Barroso Who?

Article published on June 24, 2004
community published
Article published on June 24, 2004

This article has not been vetted by an editor at Paris HQ

Instead of fruitless meetings between the great and the good in Brussels, Europe needs transparent and transnational political competition.

Our noble heads of state and government have finally reached agreement. After a lengthy tussle, the draft treaty on a European Constitution was approved by the 25 members of the Council. But it is far from home and dry: it remains unclear whether national parliaments and the citizens of certain countries will give their backing, particularly in countries such as the United Kingdom and Poland, where voters unequivocally demonstrated their Euroscepticism during the European elections. Agreeing the wording of the Constitution was not a ‘historic’ moment; the historic moment will come when the Constitution enters into force, and we may have to wait a while before that happens.

Power to the Parliament

While agreement about the Constitution was reached, albeit painfully slowly, thanks to the astute role played by Ireland in leading the negotiations, we waited in vain for the important decision regarding Romano Prodi’s successor as President of the Commission. The squabbling behind closed doors in Brussels over several days was a perfect illustration of the Union’s biggest problem: the obfuscated power games between the heads of state acts as an insulator between the people of Europe and their European executive. How can we ever build a political Europe to which people can relate if new names such as Barnier, Barroso, Vitorino or Cox, emerge every few hours from the Brussels round table behind padded doors – names of people that most Europeans have never heard of? The muddled wrangling of Europe’s great and good makes one particular point very clear: if the EU wants to move beyond a mentality based on national interest and wants to overcome internal trench warfare of the kind we are seeing once again between Transatlanticists and Federalists, then the Parliament – as the democratic body and forum for public debate – must be granted a key role, and not just in appointing the President of the Commission. Provided a candidate is eventually found, he needs approval of the European Parliament in any case. Hans-Gerd Pottering, Chairman of the European People’s Party was entirely justified in interfering in the bickering over the top job by proposing Chris Patten, a man who can point to backing from the largest parliamentary group, even if to do so was to incur the wrath of the French President. ‘I am not a member of the EPP and not bound by their decisions,’ moaned Jacques Chirac who, on account of his nigh-on aristocratic attitude, apparently forgot that he is most definitely a member of the UMP, itself a member of the EPP group.
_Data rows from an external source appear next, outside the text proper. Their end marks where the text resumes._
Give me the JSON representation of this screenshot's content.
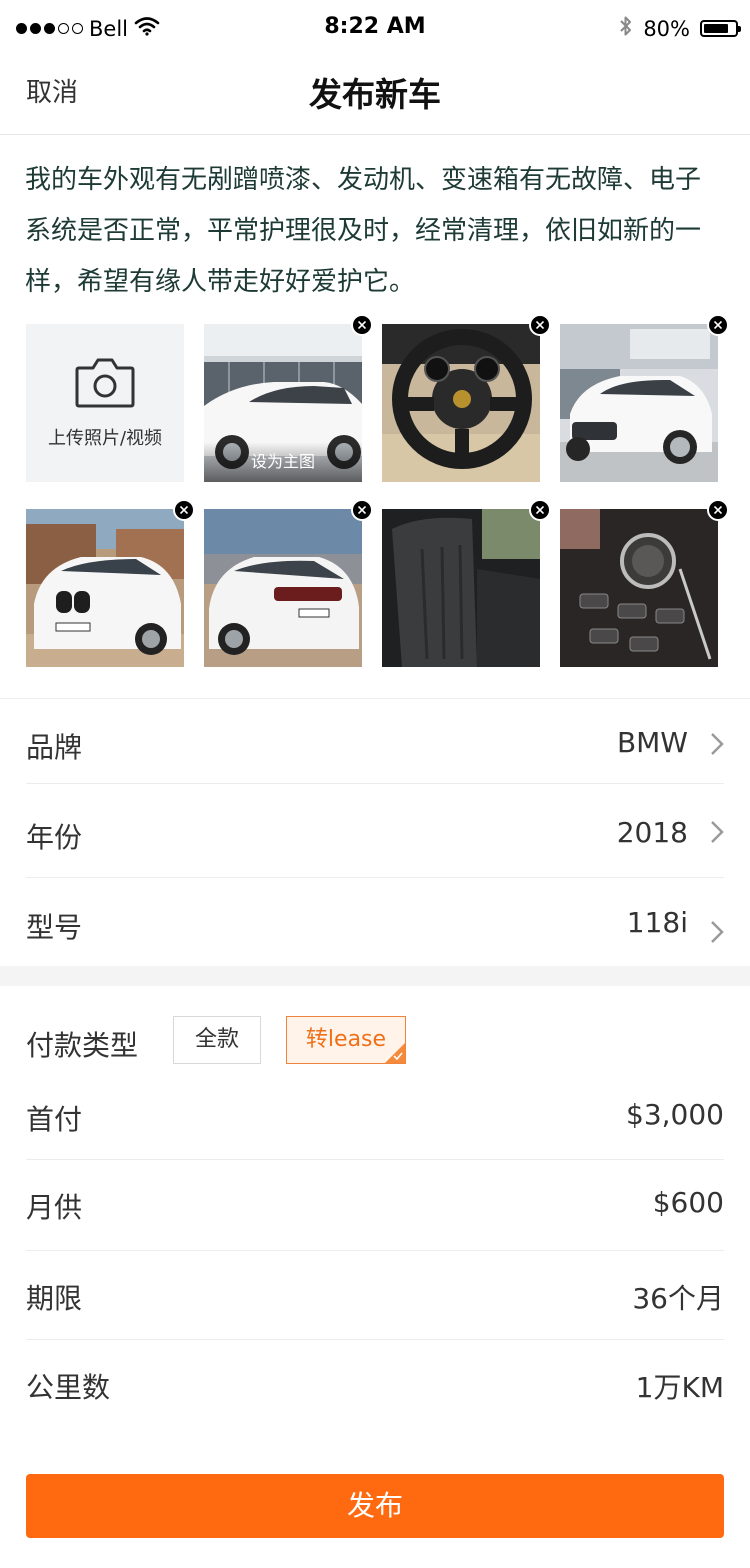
{
  "status_bar": {
    "carrier": "Bell",
    "time": "8:22 AM",
    "battery_percent": "80%",
    "battery_level": 0.8,
    "signal_bars_filled": 3,
    "signal_bars_total": 5
  },
  "nav": {
    "cancel_label": "取消",
    "title": "发布新车"
  },
  "description": "我的车外观有无剐蹭喷漆、发动机、变速箱有无故障、电子系统是否正常，平常护理很及时，经常清理，依旧如新的一样，希望有缘人带走好好爱护它。",
  "photos": {
    "upload_label": "上传照片/视频",
    "set_cover_label": "设为主图",
    "items": [
      {
        "name": "white-porsche-macan-side"
      },
      {
        "name": "porsche-steering-wheel-interior"
      },
      {
        "name": "white-porsche-macan-front"
      },
      {
        "name": "white-bmw-x5-front"
      },
      {
        "name": "white-bmw-x5-rear"
      },
      {
        "name": "black-leather-seat"
      },
      {
        "name": "bmw-center-console"
      }
    ]
  },
  "car_info": {
    "brand_label": "品牌",
    "brand_value": "BMW",
    "year_label": "年份",
    "year_value": "2018",
    "model_label": "型号",
    "model_value": "118i"
  },
  "payment": {
    "type_label": "付款类型",
    "options": [
      "全款",
      "转lease"
    ],
    "selected": "转lease",
    "down_payment_label": "首付",
    "down_payment_value": "$3,000",
    "monthly_label": "月供",
    "monthly_value": "$600",
    "term_label": "期限",
    "term_value": "36个月",
    "mileage_label": "公里数",
    "mileage_value": "1万KM"
  },
  "publish_label": "发布",
  "colors": {
    "accent": "#ff6a10",
    "selected_option_text": "#f0701a",
    "selected_option_bg": "#fff3ea",
    "description_text": "#1d3a35"
  }
}
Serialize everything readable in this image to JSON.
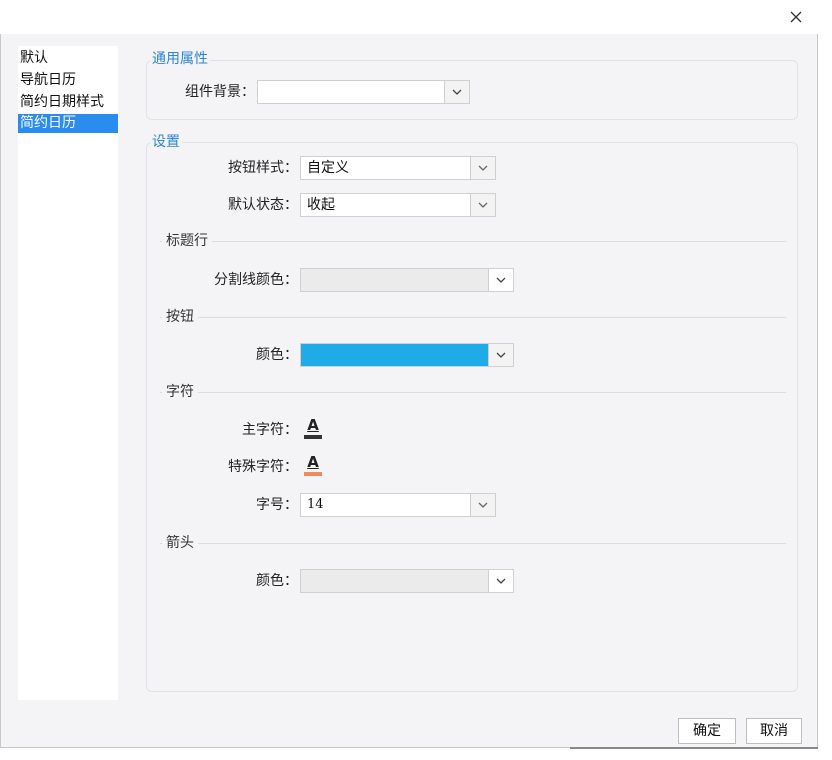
{
  "sidebar": {
    "items": [
      {
        "label": "默认",
        "selected": false
      },
      {
        "label": "导航日历",
        "selected": false
      },
      {
        "label": "简约日期样式",
        "selected": false
      },
      {
        "label": "简约日历",
        "selected": true
      }
    ]
  },
  "general": {
    "title": "通用属性",
    "background_label": "组件背景：",
    "background_value": ""
  },
  "settings": {
    "title": "设置",
    "button_style_label": "按钮样式：",
    "button_style_value": "自定义",
    "default_state_label": "默认状态：",
    "default_state_value": "收起",
    "title_row": {
      "title": "标题行",
      "divider_color_label": "分割线颜色："
    },
    "button": {
      "title": "按钮",
      "color_label": "颜色：",
      "color_value": "#1fabe5"
    },
    "chars": {
      "title": "字符",
      "main_label": "主字符：",
      "main_icon": "font-color-icon",
      "main_color": "#333333",
      "special_label": "特殊字符：",
      "special_icon": "font-color-icon",
      "special_color": "#f08a5d",
      "size_label": "字号：",
      "size_value": "14"
    },
    "arrow": {
      "title": "箭头",
      "color_label": "颜色："
    }
  },
  "footer": {
    "ok_label": "确定",
    "cancel_label": "取消"
  },
  "colors": {
    "accent": "#2e86d8",
    "selected_bg": "#2b8cf0"
  }
}
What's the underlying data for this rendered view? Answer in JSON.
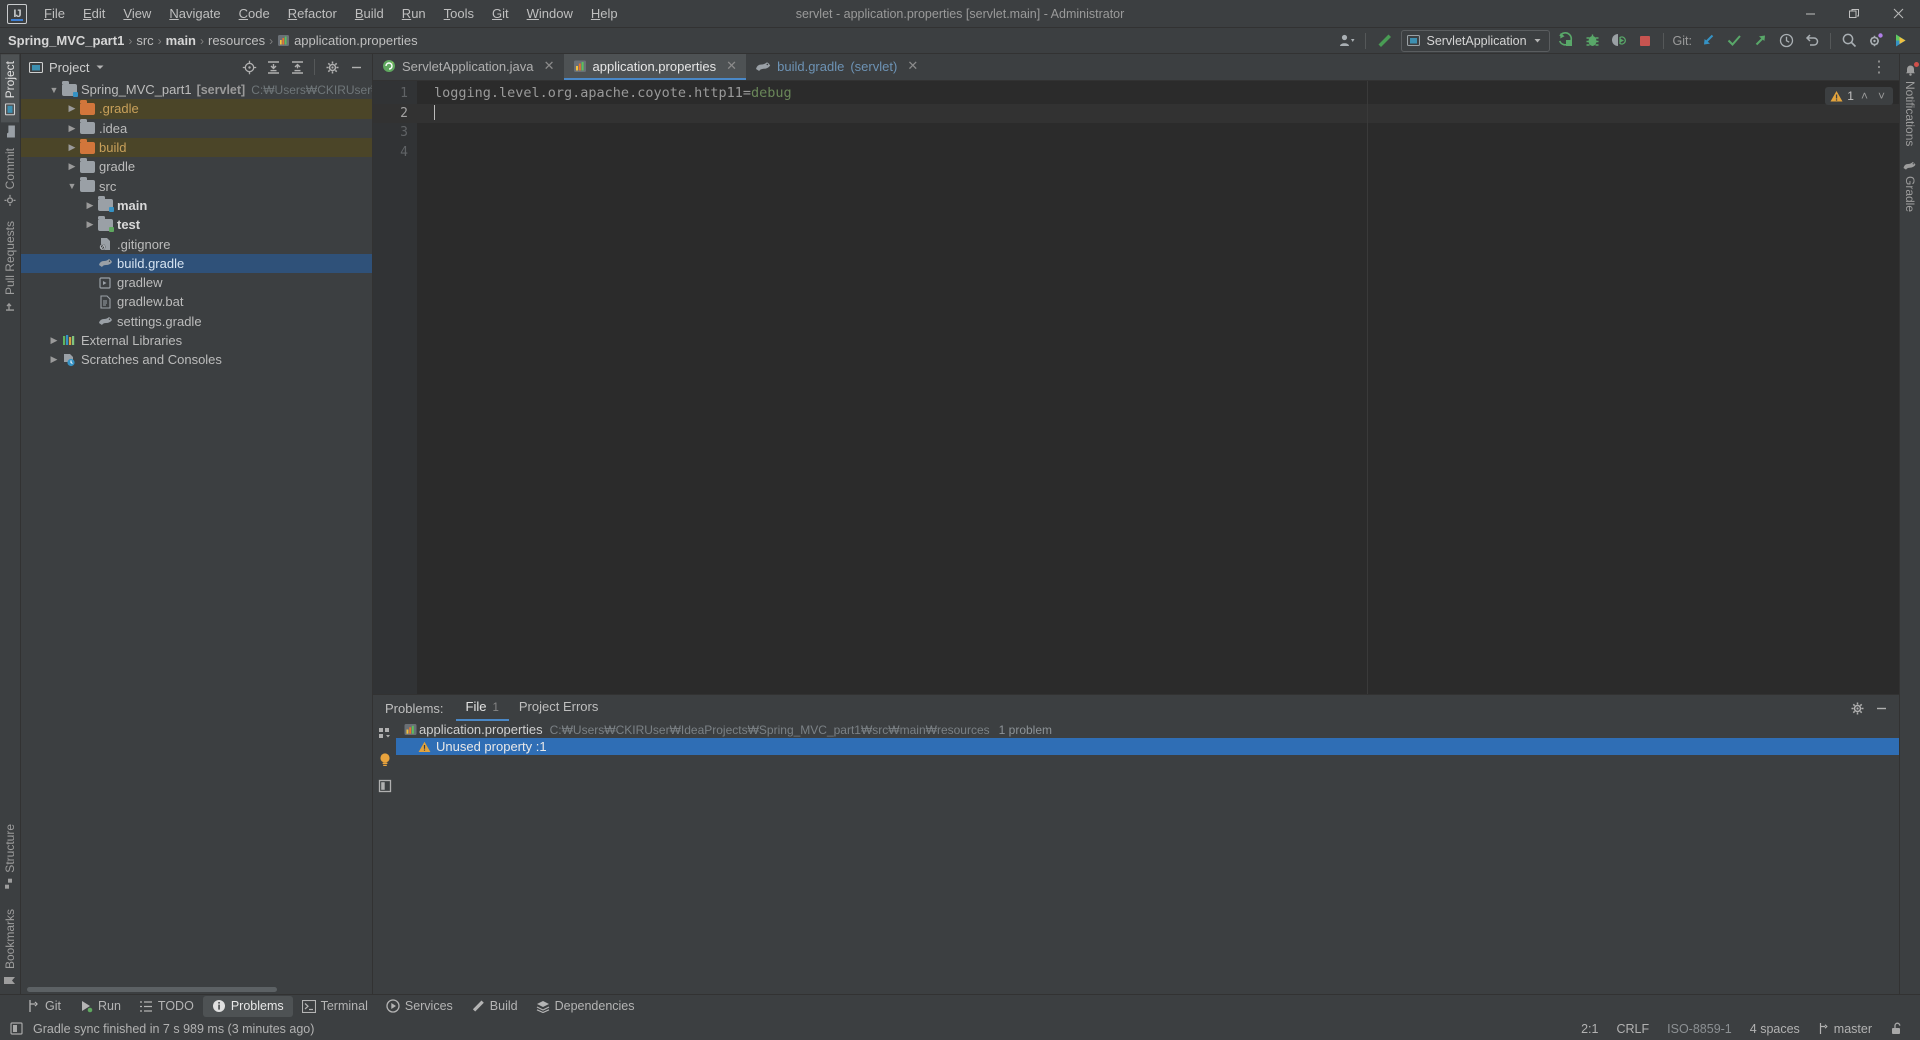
{
  "window": {
    "title": "servlet - application.properties [servlet.main] - Administrator",
    "minimize": "—",
    "maximize": "❐",
    "close": "✕"
  },
  "menu": {
    "items": [
      {
        "label": "File"
      },
      {
        "label": "Edit"
      },
      {
        "label": "View"
      },
      {
        "label": "Navigate"
      },
      {
        "label": "Code"
      },
      {
        "label": "Refactor"
      },
      {
        "label": "Build"
      },
      {
        "label": "Run"
      },
      {
        "label": "Tools"
      },
      {
        "label": "Git"
      },
      {
        "label": "Window"
      },
      {
        "label": "Help"
      }
    ]
  },
  "navbar": {
    "crumbs": [
      {
        "label": "Spring_MVC_part1",
        "bold": true
      },
      {
        "label": "src",
        "bold": false
      },
      {
        "label": "main",
        "bold": true
      },
      {
        "label": "resources",
        "bold": false
      },
      {
        "label": "application.properties",
        "bold": false,
        "icon": "properties-file-icon"
      }
    ],
    "separator": "›",
    "run_config": "ServletApplication",
    "git_label": "Git:",
    "icons": [
      "user-accounts-icon",
      "build-hammer-icon",
      "run-icon",
      "debug-icon",
      "coverage-icon",
      "stop-icon",
      "git-update-icon",
      "git-commit-icon",
      "git-push-icon",
      "history-icon",
      "rollback-icon",
      "search-everywhere-icon",
      "settings-icon",
      "ai-assistant-icon"
    ]
  },
  "left_stripe": {
    "top": [
      {
        "label": "Project",
        "selected": true,
        "icon": "project-icon"
      },
      {
        "label": "Commit",
        "selected": false,
        "icon": "commit-icon"
      },
      {
        "label": "Pull Requests",
        "selected": false,
        "icon": "pull-requests-icon"
      }
    ],
    "bottom": [
      {
        "label": "Structure",
        "icon": "structure-icon"
      },
      {
        "label": "Bookmarks",
        "icon": "bookmarks-icon"
      }
    ]
  },
  "right_stripe": {
    "items": [
      {
        "label": "Notifications",
        "icon": "bell-icon",
        "badge": true
      },
      {
        "label": "Gradle",
        "icon": "gradle-elephant-icon"
      }
    ]
  },
  "project_panel": {
    "title": "Project",
    "dropdown_icon": "chevron-down-icon",
    "header_icons": [
      "select-opened-file-icon",
      "expand-all-icon",
      "collapse-all-icon",
      "settings-icon",
      "hide-icon"
    ],
    "tree": [
      {
        "indent": 0,
        "arrow": "down",
        "icon": "module-folder-icon",
        "label": "Spring_MVC_part1",
        "sub": "[servlet]",
        "meta": "C:₩Users₩CKIRUser₩IdeaPr",
        "state": "normal"
      },
      {
        "indent": 1,
        "arrow": "right",
        "icon": "folder-orange-icon",
        "label": ".gradle",
        "state": "ignored"
      },
      {
        "indent": 1,
        "arrow": "right",
        "icon": "folder-grey-icon",
        "label": ".idea",
        "state": "normal"
      },
      {
        "indent": 1,
        "arrow": "right",
        "icon": "folder-orange-icon",
        "label": "build",
        "state": "ignored"
      },
      {
        "indent": 1,
        "arrow": "right",
        "icon": "folder-grey-icon",
        "label": "gradle",
        "state": "normal"
      },
      {
        "indent": 1,
        "arrow": "down",
        "icon": "folder-grey-icon",
        "label": "src",
        "state": "normal"
      },
      {
        "indent": 2,
        "arrow": "right",
        "icon": "source-folder-icon",
        "label": "main",
        "state": "bold"
      },
      {
        "indent": 2,
        "arrow": "right",
        "icon": "source-folder-icon",
        "label": "test",
        "state": "bold"
      },
      {
        "indent": 2,
        "arrow": "none",
        "icon": "gitignore-file-icon",
        "label": ".gitignore",
        "state": "normal"
      },
      {
        "indent": 2,
        "arrow": "none",
        "icon": "gradle-file-icon",
        "label": "build.gradle",
        "state": "selected"
      },
      {
        "indent": 2,
        "arrow": "none",
        "icon": "script-file-icon",
        "label": "gradlew",
        "state": "normal"
      },
      {
        "indent": 2,
        "arrow": "none",
        "icon": "bat-file-icon",
        "label": "gradlew.bat",
        "state": "normal"
      },
      {
        "indent": 2,
        "arrow": "none",
        "icon": "gradle-file-icon",
        "label": "settings.gradle",
        "state": "normal"
      },
      {
        "indent": 0,
        "arrow": "right",
        "icon": "libraries-icon",
        "label": "External Libraries",
        "state": "normal"
      },
      {
        "indent": 0,
        "arrow": "right",
        "icon": "scratches-icon",
        "label": "Scratches and Consoles",
        "state": "normal"
      }
    ]
  },
  "editor": {
    "tabs": [
      {
        "label": "ServletApplication.java",
        "icon": "spring-boot-class-icon",
        "active": false,
        "suffix": ""
      },
      {
        "label": "application.properties",
        "icon": "properties-file-icon",
        "active": true,
        "suffix": ""
      },
      {
        "label": "build.gradle",
        "icon": "gradle-file-icon",
        "active": false,
        "suffix": "(servlet)"
      }
    ],
    "close_glyph": "✕",
    "lines": [
      {
        "num": "1",
        "key": "logging.level.org.apache.coyote.http11=",
        "value": "debug",
        "current": false
      },
      {
        "num": "2",
        "key": "",
        "value": "",
        "current": true
      },
      {
        "num": "3",
        "key": "",
        "value": "",
        "current": false
      },
      {
        "num": "4",
        "key": "",
        "value": "",
        "current": false
      }
    ],
    "inspection": {
      "warning_icon": "warning-triangle-icon",
      "count": "1",
      "prev_icon": "˄",
      "next_icon": "˅"
    },
    "more_icon": "⋮"
  },
  "problems": {
    "label": "Problems:",
    "tabs": [
      {
        "label": "File",
        "count": "1",
        "selected": true
      },
      {
        "label": "Project Errors",
        "count": "",
        "selected": false
      }
    ],
    "header_icons": [
      "settings-icon",
      "hide-icon"
    ],
    "side_icons": [
      "group-by-icon",
      "lightbulb-icon",
      "preview-icon"
    ],
    "rows": [
      {
        "type": "file",
        "icon": "properties-file-icon",
        "name": "application.properties",
        "path": "C:₩Users₩CKIRUser₩IdeaProjects₩Spring_MVC_part1₩src₩main₩resources",
        "count": "1 problem",
        "selected": false
      },
      {
        "type": "problem",
        "icon": "warning-triangle-icon",
        "message": "Unused property :1",
        "selected": true
      }
    ]
  },
  "bottom_toolbar": {
    "items": [
      {
        "label": "Git",
        "icon": "git-branch-icon",
        "selected": false
      },
      {
        "label": "Run",
        "icon": "run-icon",
        "selected": false
      },
      {
        "label": "TODO",
        "icon": "todo-list-icon",
        "selected": false
      },
      {
        "label": "Problems",
        "icon": "problems-icon",
        "selected": true
      },
      {
        "label": "Terminal",
        "icon": "terminal-icon",
        "selected": false
      },
      {
        "label": "Services",
        "icon": "services-icon",
        "selected": false
      },
      {
        "label": "Build",
        "icon": "build-hammer-icon",
        "selected": false
      },
      {
        "label": "Dependencies",
        "icon": "dependencies-icon",
        "selected": false
      }
    ]
  },
  "statusbar": {
    "icon": "memory-indicator-icon",
    "message": "Gradle sync finished in 7 s 989 ms (3 minutes ago)",
    "right": [
      {
        "label": "2:1",
        "dim": false,
        "name": "caret-position"
      },
      {
        "label": "CRLF",
        "dim": false,
        "name": "line-separator"
      },
      {
        "label": "ISO-8859-1",
        "dim": true,
        "name": "file-encoding"
      },
      {
        "label": "4 spaces",
        "dim": false,
        "name": "indent-setting"
      },
      {
        "label": "master",
        "dim": false,
        "name": "git-branch",
        "icon": "git-branch-icon"
      }
    ],
    "lock_icon": "unlocked-padlock-icon"
  },
  "colors": {
    "bg": "#3c3f41",
    "editor_bg": "#2b2b2b",
    "accent_blue": "#4a88c7",
    "selection": "#2f5179",
    "problem_selection": "#2f6eb5",
    "ignored_folder": "#4b4528",
    "warning": "#e2a33c",
    "green": "#6a8759"
  }
}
Now, we can take our own view of Chirac’s argument – that the President of the Commission must be from a country that is both inside the Eurozone and the Schengen area (thereby eliminating candidates from 14 EU countries at a stroke) – the will of the people, as represented by the Parliament, trumps the personal opinion of a head of state. The parties ought to have taken the opportunity, even before the election, to come out in favour of a particular candidate: anyone voting for the SPD in Germany ought to know which potential President of the Commission the Party of European Socialists (PES) would support; likewise, anyone voting for Forza Italia has the right to be told about EPP policy before the election. In a Europe of 25, it is competition between ideas and concepts that should determine political life, not national interest and Bismarckian nepotistic alliances. The fruitless bickering over the top job in Brussels results in the Eurosepticism that we come to regret after the election.